§ **Available data**
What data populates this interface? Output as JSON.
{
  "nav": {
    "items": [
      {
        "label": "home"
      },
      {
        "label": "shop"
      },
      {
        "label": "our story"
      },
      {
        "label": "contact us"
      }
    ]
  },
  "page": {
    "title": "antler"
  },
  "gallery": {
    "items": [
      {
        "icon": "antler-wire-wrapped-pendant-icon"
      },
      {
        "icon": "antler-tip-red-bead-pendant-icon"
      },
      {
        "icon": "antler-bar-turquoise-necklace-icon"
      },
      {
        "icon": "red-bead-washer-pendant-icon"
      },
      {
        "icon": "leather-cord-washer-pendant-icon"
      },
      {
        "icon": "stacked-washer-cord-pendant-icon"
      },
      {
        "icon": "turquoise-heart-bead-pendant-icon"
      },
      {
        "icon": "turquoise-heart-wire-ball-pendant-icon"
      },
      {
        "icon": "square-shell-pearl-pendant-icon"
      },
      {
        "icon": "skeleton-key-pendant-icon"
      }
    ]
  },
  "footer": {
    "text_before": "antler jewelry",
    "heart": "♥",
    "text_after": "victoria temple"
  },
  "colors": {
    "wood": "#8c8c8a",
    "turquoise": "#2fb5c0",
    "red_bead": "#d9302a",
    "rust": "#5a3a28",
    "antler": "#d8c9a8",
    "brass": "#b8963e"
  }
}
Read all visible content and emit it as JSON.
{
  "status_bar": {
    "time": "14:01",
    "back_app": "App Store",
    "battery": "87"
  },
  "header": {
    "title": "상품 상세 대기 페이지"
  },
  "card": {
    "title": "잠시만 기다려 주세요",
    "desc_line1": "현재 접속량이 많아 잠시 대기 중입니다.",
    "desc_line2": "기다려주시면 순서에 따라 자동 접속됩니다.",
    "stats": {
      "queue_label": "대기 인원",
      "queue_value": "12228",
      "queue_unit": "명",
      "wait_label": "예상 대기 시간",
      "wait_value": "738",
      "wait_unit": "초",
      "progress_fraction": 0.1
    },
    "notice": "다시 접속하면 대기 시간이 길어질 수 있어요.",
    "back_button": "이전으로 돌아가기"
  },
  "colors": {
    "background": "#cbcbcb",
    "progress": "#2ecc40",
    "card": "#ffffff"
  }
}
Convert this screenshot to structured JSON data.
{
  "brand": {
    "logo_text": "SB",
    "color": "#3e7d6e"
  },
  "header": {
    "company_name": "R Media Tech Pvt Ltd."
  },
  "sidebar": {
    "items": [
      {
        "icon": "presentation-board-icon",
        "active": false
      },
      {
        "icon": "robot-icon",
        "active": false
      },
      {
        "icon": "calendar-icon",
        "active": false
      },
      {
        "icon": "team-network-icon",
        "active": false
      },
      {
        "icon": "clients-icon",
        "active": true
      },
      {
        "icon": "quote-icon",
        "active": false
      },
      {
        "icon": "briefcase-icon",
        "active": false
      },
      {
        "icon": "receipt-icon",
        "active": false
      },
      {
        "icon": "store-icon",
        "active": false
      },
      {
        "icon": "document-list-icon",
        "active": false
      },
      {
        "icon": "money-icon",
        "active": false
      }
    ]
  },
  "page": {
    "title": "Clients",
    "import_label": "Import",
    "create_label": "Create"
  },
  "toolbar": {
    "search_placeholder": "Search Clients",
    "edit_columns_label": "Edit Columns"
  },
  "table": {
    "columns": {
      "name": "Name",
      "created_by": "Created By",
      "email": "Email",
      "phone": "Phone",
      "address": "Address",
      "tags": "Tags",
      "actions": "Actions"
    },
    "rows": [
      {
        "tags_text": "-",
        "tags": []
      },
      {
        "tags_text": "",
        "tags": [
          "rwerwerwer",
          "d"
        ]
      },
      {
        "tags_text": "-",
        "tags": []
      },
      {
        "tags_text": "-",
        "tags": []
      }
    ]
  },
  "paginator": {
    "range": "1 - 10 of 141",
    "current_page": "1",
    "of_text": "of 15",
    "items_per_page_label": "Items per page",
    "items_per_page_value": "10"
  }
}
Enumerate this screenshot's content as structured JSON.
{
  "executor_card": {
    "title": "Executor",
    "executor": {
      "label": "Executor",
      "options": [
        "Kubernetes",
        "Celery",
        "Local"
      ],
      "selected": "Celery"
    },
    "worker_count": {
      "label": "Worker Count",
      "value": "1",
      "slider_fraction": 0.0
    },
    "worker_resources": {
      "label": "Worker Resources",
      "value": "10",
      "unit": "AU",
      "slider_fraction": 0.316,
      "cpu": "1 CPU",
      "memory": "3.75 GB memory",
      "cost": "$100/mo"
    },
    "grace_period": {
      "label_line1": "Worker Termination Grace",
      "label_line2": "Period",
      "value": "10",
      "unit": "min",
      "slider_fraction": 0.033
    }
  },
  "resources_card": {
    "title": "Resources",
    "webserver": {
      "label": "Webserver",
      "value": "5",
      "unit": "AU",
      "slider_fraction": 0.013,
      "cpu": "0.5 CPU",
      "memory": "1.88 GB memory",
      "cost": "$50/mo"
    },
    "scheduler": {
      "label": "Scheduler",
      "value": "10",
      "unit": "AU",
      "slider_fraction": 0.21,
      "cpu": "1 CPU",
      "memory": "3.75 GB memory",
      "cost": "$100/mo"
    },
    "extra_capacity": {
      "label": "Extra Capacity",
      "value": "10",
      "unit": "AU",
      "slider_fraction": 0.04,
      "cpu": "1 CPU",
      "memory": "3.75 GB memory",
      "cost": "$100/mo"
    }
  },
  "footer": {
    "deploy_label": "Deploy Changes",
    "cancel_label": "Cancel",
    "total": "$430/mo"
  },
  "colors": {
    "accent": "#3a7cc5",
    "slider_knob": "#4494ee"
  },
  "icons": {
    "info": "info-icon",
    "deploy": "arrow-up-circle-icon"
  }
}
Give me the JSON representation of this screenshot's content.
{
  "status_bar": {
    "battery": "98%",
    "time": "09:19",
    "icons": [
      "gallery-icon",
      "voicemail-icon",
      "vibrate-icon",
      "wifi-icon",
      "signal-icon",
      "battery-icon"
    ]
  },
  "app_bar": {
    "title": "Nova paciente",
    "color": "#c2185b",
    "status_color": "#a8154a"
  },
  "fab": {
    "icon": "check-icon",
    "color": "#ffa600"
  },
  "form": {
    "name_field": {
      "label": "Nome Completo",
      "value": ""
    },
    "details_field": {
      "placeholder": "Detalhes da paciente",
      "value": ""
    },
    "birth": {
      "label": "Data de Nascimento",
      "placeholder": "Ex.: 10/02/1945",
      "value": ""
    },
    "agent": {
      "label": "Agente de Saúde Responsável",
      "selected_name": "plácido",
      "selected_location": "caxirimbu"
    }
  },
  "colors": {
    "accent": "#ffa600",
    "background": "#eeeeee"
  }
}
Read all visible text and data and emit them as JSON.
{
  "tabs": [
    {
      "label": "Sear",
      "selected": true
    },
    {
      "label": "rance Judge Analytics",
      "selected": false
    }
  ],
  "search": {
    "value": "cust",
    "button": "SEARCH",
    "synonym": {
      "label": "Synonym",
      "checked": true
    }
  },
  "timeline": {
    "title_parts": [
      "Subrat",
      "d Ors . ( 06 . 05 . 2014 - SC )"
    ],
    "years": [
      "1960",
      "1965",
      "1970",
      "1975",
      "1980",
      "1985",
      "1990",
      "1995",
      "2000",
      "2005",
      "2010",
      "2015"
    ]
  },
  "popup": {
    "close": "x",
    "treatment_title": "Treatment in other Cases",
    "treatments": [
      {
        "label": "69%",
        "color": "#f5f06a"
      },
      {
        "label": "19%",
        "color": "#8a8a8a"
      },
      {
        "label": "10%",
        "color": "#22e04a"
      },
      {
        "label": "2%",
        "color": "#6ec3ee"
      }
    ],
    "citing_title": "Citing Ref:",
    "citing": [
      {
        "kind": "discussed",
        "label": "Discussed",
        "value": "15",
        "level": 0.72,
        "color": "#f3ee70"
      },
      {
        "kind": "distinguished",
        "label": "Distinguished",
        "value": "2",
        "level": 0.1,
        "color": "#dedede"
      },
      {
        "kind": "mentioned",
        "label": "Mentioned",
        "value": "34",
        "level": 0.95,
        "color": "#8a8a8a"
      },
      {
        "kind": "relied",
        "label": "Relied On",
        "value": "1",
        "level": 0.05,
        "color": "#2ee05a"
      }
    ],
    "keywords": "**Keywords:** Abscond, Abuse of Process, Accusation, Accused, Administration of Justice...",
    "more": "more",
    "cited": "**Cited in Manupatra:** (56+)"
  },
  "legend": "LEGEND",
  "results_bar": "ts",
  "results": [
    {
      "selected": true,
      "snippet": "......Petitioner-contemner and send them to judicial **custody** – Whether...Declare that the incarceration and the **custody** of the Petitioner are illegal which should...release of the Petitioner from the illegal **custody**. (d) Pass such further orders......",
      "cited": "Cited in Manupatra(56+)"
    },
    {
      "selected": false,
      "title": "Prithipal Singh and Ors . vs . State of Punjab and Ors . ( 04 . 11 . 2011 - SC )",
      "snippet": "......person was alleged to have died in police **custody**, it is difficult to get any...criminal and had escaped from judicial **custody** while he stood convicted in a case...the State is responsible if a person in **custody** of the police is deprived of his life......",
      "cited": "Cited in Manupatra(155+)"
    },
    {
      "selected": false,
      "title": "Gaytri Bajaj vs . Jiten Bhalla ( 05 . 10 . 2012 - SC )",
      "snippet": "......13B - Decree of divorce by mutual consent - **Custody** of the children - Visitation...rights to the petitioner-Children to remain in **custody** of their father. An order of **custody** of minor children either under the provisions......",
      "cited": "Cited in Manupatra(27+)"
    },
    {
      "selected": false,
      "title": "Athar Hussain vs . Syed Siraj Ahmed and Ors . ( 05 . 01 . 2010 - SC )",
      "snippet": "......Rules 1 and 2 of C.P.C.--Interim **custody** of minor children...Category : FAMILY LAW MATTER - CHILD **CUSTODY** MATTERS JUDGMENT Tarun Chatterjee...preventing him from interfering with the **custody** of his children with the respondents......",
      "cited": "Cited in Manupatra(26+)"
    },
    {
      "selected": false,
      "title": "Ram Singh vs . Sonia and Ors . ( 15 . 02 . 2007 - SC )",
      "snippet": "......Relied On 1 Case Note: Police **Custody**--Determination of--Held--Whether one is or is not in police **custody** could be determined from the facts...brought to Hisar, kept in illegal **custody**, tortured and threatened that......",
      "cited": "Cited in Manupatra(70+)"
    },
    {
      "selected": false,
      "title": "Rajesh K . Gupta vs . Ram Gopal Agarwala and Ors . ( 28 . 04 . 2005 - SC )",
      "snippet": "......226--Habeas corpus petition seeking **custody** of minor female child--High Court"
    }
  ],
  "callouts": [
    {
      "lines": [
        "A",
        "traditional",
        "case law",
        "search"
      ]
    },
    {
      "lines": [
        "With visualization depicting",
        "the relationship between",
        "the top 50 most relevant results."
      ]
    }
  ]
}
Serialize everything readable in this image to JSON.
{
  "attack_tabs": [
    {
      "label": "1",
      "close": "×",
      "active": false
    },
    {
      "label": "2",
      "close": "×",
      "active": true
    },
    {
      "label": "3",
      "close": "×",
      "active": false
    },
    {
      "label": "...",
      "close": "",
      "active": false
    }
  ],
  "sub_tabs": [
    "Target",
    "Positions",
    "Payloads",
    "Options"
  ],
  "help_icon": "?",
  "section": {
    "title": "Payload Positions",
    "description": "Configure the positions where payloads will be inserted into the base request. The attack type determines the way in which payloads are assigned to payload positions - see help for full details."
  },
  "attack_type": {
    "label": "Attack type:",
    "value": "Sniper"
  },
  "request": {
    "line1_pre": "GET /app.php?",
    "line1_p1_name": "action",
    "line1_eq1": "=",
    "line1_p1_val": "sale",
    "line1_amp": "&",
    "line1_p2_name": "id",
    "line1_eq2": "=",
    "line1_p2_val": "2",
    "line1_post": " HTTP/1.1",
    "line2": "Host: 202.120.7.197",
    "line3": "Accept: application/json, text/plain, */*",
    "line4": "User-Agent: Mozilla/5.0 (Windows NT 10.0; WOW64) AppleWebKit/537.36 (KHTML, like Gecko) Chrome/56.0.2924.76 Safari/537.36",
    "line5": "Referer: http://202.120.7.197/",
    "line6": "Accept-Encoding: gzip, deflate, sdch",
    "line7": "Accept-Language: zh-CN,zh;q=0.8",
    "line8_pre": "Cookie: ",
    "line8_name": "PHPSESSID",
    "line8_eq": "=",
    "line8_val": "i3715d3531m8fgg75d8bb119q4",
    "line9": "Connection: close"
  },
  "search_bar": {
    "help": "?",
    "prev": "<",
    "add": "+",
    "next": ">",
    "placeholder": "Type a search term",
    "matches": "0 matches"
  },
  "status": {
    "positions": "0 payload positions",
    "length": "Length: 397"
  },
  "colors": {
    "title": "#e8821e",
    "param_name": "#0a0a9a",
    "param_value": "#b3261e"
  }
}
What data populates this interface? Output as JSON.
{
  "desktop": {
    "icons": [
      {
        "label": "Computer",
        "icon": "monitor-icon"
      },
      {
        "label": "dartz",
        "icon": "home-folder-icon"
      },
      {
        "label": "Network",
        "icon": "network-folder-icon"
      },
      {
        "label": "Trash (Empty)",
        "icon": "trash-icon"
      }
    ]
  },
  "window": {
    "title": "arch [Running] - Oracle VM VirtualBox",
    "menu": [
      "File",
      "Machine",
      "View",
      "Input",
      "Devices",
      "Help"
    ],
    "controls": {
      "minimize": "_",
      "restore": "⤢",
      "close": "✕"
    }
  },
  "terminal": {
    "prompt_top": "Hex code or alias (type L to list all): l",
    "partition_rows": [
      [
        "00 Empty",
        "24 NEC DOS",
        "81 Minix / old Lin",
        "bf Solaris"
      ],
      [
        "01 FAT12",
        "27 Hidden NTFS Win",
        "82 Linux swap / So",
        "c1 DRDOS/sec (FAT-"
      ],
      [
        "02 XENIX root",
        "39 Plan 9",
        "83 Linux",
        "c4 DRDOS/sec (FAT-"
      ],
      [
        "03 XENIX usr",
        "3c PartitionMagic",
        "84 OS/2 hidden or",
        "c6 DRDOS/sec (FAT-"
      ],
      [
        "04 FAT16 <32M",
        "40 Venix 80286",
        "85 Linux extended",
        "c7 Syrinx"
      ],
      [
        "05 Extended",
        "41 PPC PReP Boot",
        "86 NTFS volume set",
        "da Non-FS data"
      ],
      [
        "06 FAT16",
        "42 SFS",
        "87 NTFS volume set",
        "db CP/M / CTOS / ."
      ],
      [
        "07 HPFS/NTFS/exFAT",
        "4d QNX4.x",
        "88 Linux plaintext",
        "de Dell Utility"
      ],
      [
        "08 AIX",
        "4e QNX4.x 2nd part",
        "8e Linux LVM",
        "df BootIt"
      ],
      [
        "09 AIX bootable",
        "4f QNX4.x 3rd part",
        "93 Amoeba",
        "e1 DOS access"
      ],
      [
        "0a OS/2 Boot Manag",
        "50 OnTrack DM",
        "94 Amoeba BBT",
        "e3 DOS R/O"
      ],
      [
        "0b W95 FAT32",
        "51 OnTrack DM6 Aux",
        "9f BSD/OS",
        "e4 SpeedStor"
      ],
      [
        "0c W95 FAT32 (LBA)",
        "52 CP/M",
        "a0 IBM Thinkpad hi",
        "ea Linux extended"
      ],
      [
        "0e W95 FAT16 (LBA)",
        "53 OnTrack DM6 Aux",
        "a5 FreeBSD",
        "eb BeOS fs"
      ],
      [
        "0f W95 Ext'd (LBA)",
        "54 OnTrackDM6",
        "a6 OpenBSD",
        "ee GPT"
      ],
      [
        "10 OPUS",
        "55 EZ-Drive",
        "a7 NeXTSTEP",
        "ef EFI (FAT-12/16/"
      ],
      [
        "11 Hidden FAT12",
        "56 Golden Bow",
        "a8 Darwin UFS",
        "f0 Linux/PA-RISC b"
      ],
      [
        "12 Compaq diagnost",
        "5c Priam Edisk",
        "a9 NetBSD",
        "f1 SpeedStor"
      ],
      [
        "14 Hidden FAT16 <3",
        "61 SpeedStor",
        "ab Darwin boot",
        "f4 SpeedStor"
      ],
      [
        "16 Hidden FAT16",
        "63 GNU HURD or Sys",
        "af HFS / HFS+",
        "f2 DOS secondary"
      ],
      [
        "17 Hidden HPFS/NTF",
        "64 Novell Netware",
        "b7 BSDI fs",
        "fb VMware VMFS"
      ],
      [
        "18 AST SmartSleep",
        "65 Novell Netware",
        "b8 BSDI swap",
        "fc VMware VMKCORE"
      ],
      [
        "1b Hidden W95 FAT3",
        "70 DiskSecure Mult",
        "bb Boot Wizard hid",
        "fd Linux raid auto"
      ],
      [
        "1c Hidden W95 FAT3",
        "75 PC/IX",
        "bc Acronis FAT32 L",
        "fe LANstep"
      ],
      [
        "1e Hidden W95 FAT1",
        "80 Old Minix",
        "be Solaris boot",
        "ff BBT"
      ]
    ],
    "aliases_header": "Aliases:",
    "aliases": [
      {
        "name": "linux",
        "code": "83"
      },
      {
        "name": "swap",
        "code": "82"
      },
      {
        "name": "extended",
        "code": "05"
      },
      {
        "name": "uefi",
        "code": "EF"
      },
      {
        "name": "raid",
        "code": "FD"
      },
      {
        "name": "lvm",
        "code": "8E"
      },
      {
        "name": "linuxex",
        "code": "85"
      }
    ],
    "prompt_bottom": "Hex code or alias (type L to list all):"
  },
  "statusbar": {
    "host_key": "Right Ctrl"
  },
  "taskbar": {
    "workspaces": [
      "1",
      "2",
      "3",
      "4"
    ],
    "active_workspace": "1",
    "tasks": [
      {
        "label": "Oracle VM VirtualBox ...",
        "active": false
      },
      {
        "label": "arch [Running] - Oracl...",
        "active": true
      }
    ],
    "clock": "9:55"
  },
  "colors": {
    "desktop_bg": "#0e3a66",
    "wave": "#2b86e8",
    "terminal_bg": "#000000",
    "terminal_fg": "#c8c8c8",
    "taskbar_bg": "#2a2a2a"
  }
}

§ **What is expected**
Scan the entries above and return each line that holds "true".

§ **Answer for this exercise**
        "active": true
      "selected": true
      "checked": true
      "selected": true,
      "active": true
        "active": true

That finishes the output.